William Weedon said...

Ah, the sound of the bell. It IS one of the things I love about St. Paul's. The congregation gathered in silence in the nave and then the bell calling them from their private devotions into the great corporate sacrifice of praise that is the Divine Service.

We ring it to announce worship. We ring it upon each child's confirmation. We ring it in joy upon marriages; we toll it (it has a side hammer) for funerals. And written around its great mouth? Allein Gott in der Höh' Sei Ehr!

Anonymous said...

Some of my happiest memories are when I was living in Germany and the only sound one heard Sunday mornings was the pealing of the bells calling the faithful to worship.
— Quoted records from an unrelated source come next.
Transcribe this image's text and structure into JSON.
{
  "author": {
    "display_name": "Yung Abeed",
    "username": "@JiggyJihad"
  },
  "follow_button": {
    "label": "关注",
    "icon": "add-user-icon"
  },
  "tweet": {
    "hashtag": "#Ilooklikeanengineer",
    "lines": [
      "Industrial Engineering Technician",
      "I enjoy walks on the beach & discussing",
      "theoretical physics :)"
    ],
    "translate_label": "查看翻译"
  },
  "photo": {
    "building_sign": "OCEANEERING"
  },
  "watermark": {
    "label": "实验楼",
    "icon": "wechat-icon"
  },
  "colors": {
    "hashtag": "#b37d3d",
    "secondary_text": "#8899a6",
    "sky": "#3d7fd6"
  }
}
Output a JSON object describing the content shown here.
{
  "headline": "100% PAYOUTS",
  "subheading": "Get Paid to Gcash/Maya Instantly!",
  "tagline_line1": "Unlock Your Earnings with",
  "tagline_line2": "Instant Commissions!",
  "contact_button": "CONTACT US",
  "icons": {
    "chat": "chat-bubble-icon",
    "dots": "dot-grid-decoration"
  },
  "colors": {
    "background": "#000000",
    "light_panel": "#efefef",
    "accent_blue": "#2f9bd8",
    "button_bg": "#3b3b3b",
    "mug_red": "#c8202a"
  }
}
Don't know if it's still the case, I hope so, but in those days all the shops closed from Saturday afternoon until Monday, and on Sunday after church people would take leisurely strolls through the beautiful little town, up a road festooned with flowers on either side, leading to an old medieval castle and moat. What a peaceful, reflective time that was.

I still love the sound of church bells. My LCMS parish has an electric carrillon system that is used regularly every week before Divine Service.

Bill S. said...

One congregation near me still has a bell that tolls every Sunday. If the neighbors don't hear they bell, they start calling the church wondering what happened!

The congregation in town, sadly, only has a carillon. One town that I lived in back in Ohio, had a rather dilapidated church that was once something magnificent, with seven bells in their tower! The biggest bell was (of course) at the bottom and then they proceeded up to the smallest bell at the top. I often wished I could have heard all of those bells tolling on some Sunday morning.

--helen said...

Luther College, Decorah, IA, has a bell with a reputation!
It hung in the first Main building, which was everything: chapel, classrooms and dormitory, until Main burned. The bell was rescued.
Second Main also burned but the bell survived.
In my time, the bell hung on a cradle outside the gymnasium/ auditorium/chapel pending a desired bell tower, until that building burned!

Taking no chances, a subsequent senior class provided a small brick tower for the bell, in the center of the campus green, far from anything flammable.

[I should perhaps note that Luther was built on a hill outside Decorah. It was not possible to provide sufficient water to put out a large fire, and usually wind contributed to the disaster, the last of which happened in the 60's.]